- **Assigned task**: Go line by line through the entries and show those that hold the string "Ubuntu".

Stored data
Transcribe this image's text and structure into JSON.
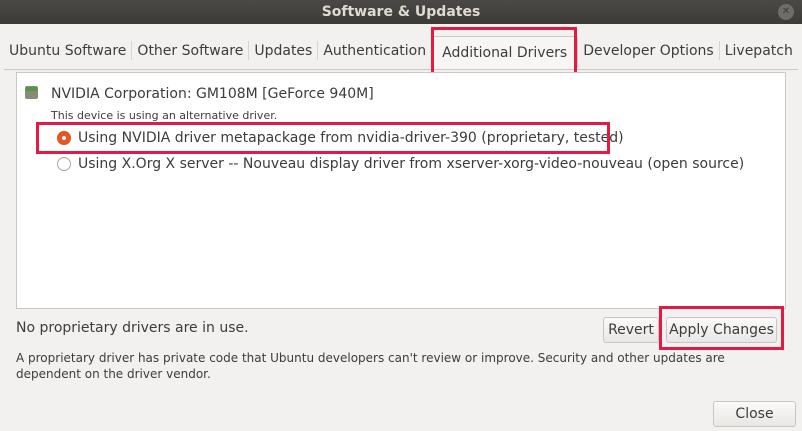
{
  "window": {
    "title": "Software & Updates",
    "close_icon": "close-icon"
  },
  "tabs": [
    {
      "label": "Ubuntu Software",
      "active": false
    },
    {
      "label": "Other Software",
      "active": false
    },
    {
      "label": "Updates",
      "active": false
    },
    {
      "label": "Authentication",
      "active": false
    },
    {
      "label": "Additional Drivers",
      "active": true
    },
    {
      "label": "Developer Options",
      "active": false
    },
    {
      "label": "Livepatch",
      "active": false
    }
  ],
  "device": {
    "icon": "gpu-device-icon",
    "name": "NVIDIA Corporation: GM108M [GeForce 940M]",
    "note": "This device is using an alternative driver.",
    "options": [
      {
        "label": "Using NVIDIA driver metapackage from nvidia-driver-390 (proprietary, tested)",
        "selected": true
      },
      {
        "label": "Using X.Org X server -- Nouveau display driver from xserver-xorg-video-nouveau (open source)",
        "selected": false
      }
    ]
  },
  "status_text": "No proprietary drivers are in use.",
  "buttons": {
    "revert": "Revert",
    "apply": "Apply Changes",
    "close": "Close"
  },
  "footnote": "A proprietary driver has private code that Ubuntu developers can't review or improve. Security and other updates are dependent on the driver vendor.",
  "colors": {
    "highlight": "#e11b45",
    "accent": "#e95420",
    "titlebar": "#3c3b37"
  }
}
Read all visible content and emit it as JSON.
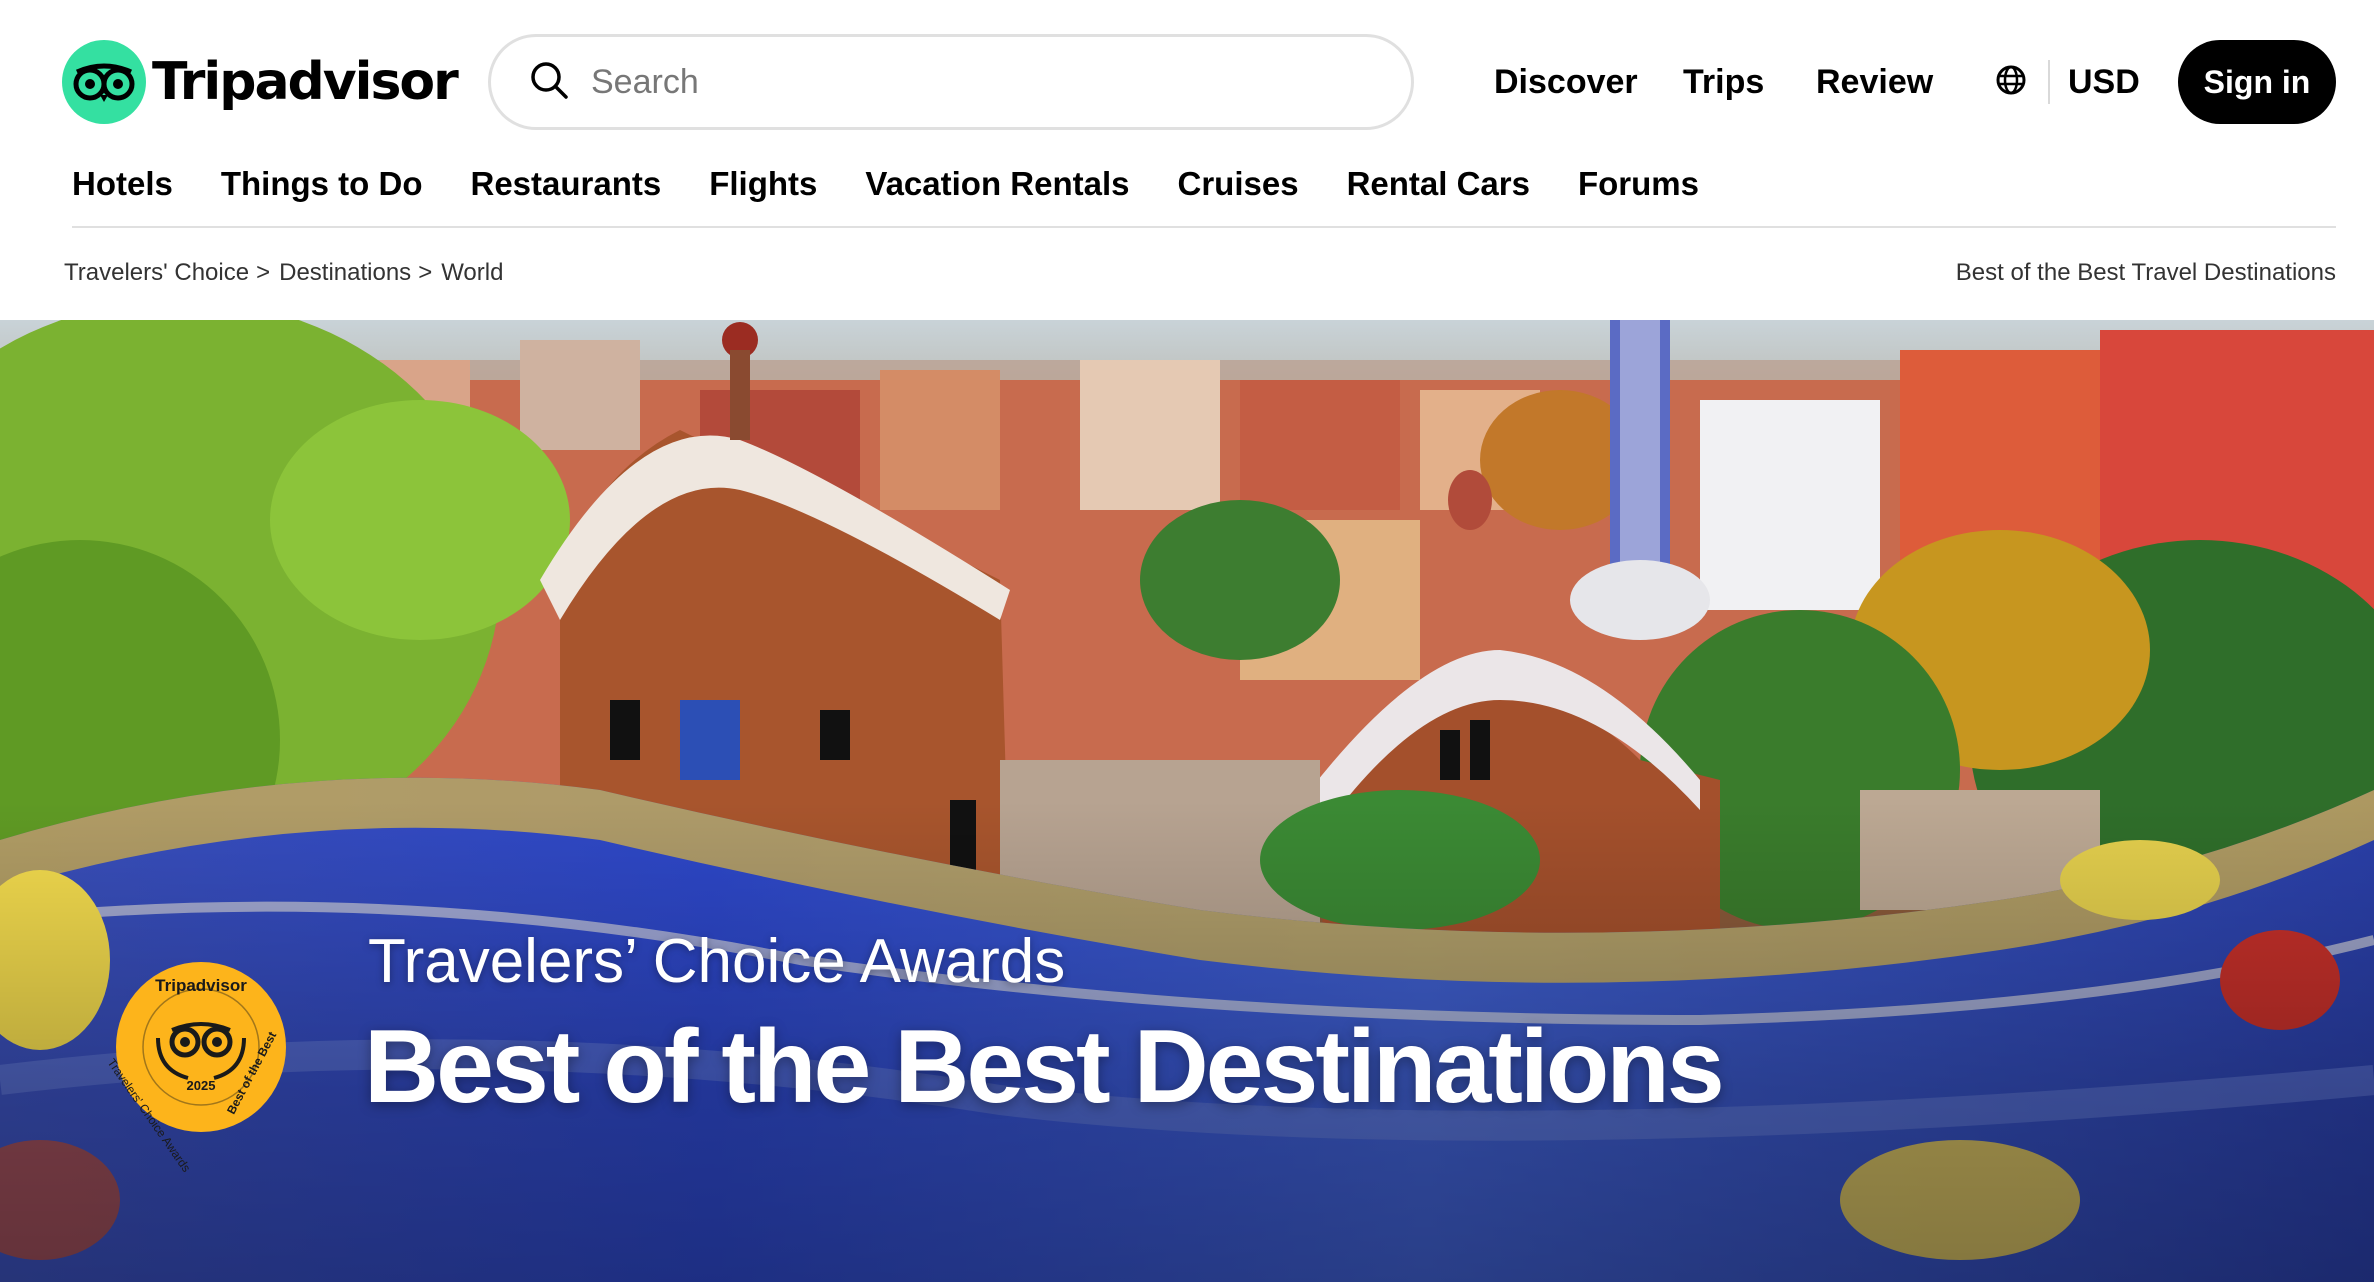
{
  "brand": {
    "name": "Tripadvisor",
    "accent": "#34e0a1"
  },
  "search": {
    "placeholder": "Search",
    "icon": "search-icon"
  },
  "top_nav": [
    {
      "label": "Discover"
    },
    {
      "label": "Trips"
    },
    {
      "label": "Review"
    }
  ],
  "locale": {
    "icon": "globe-icon",
    "currency": "USD"
  },
  "sign_in_label": "Sign in",
  "categories": [
    {
      "label": "Hotels"
    },
    {
      "label": "Things to Do"
    },
    {
      "label": "Restaurants"
    },
    {
      "label": "Flights"
    },
    {
      "label": "Vacation Rentals"
    },
    {
      "label": "Cruises"
    },
    {
      "label": "Rental Cars"
    },
    {
      "label": "Forums"
    }
  ],
  "breadcrumb": [
    {
      "label": "Travelers' Choice"
    },
    {
      "label": "Destinations"
    },
    {
      "label": "World"
    }
  ],
  "breadcrumb_separator": ">",
  "page_label": "Best of the Best Travel Destinations",
  "hero": {
    "subtitle": "Travelers’ Choice Awards",
    "title": "Best of the Best Destinations",
    "badge": {
      "brand": "Tripadvisor",
      "year": "2025",
      "left_text": "Travelers' Choice Awards",
      "right_text": "Best of the Best",
      "color": "#fdb41b"
    }
  }
}
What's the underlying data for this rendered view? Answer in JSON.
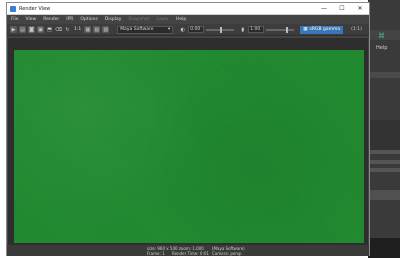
{
  "background_app": {
    "help_label": "Help"
  },
  "window": {
    "title": "Render View",
    "controls": {
      "minimize": "—",
      "maximize": "☐",
      "close": "✕"
    }
  },
  "menu": {
    "items": [
      "File",
      "View",
      "Render",
      "IPR",
      "Options",
      "Display",
      "Snapshot",
      "Layer",
      "Help"
    ]
  },
  "toolbar": {
    "render_ratio": "1:1",
    "renderer": "Maya Software",
    "exposure": "0.00",
    "gamma": "1.00",
    "color_mgmt": "sRGB gamma",
    "ratio_text": "(1:1)",
    "exposure_level": 0.5,
    "gamma_level": 0.7
  },
  "image": {
    "dominant_color": "#1e8a2e"
  },
  "status": {
    "size": "size: 960 x 540  zoom: 1.000",
    "renderer": "(Maya Software)",
    "frame": "Frame: 1",
    "render_time": "Render Time: 0:01",
    "camera": "Camera: persp"
  },
  "colors": {
    "window_bg": "#444444",
    "accent": "#3a78b5",
    "render_green": "#1e8a2e"
  }
}
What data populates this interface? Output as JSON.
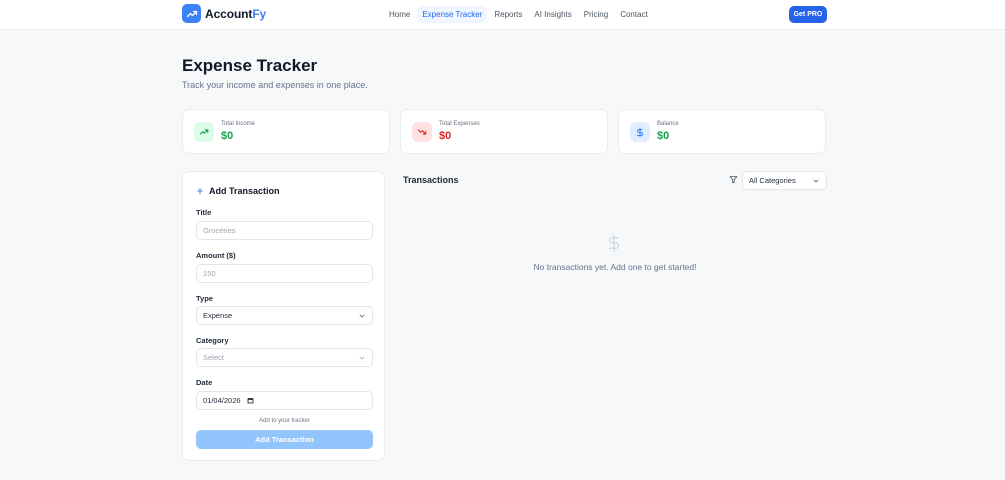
{
  "header": {
    "logo_main": "Account",
    "logo_accent": "Fy",
    "nav": [
      "Home",
      "Expense Tracker",
      "Reports",
      "AI Insights",
      "Pricing",
      "Contact"
    ],
    "active_nav": "Expense Tracker",
    "cta_label": "Get PRO"
  },
  "page": {
    "title": "Expense Tracker",
    "subtitle": "Track your income and expenses in one place."
  },
  "stats": {
    "income": {
      "label": "Total Income",
      "value": "$0",
      "color": "#16a34a",
      "icon": "trending-up-icon"
    },
    "expenses": {
      "label": "Total Expenses",
      "value": "$0",
      "color": "#dc2626",
      "icon": "trending-down-icon"
    },
    "balance": {
      "label": "Balance",
      "value": "$0",
      "color": "#16a34a",
      "icon": "dollar-icon"
    }
  },
  "form": {
    "heading": "Add Transaction",
    "title_label": "Title",
    "title_placeholder": "Groceries",
    "amount_label": "Amount ($)",
    "amount_placeholder": "150",
    "type_label": "Type",
    "type_value": "Expense",
    "category_label": "Category",
    "category_value": "Select",
    "date_label": "Date",
    "date_value": "01/04/2026",
    "hint": "Add to your tracker",
    "submit_label": "Add Transaction"
  },
  "transactions": {
    "title": "Transactions",
    "filter_value": "All Categories",
    "empty_message": "No transactions yet. Add one to get started!"
  },
  "colors": {
    "accent": "#3b82f6",
    "income": "#16a34a",
    "expense": "#dc2626",
    "submit_disabled": "#93c5fd"
  }
}
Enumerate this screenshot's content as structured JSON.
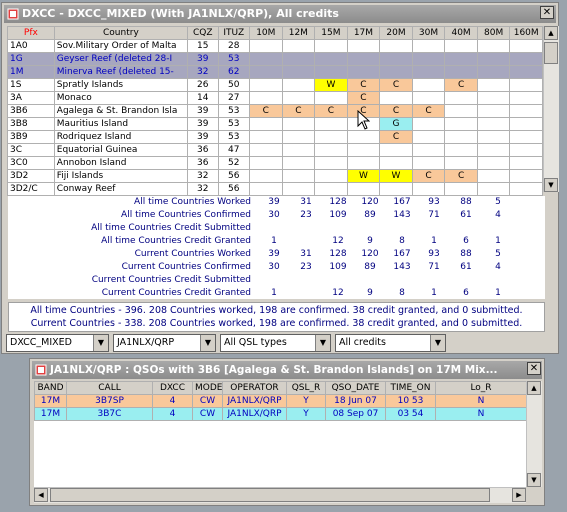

- **Exercise response**:
      "label": "Ubuntu Software",
  "footnote": "A proprietary driver has private code that Ubuntu developers can't review or improve. Security and other updates are dependent on the driver vendor.",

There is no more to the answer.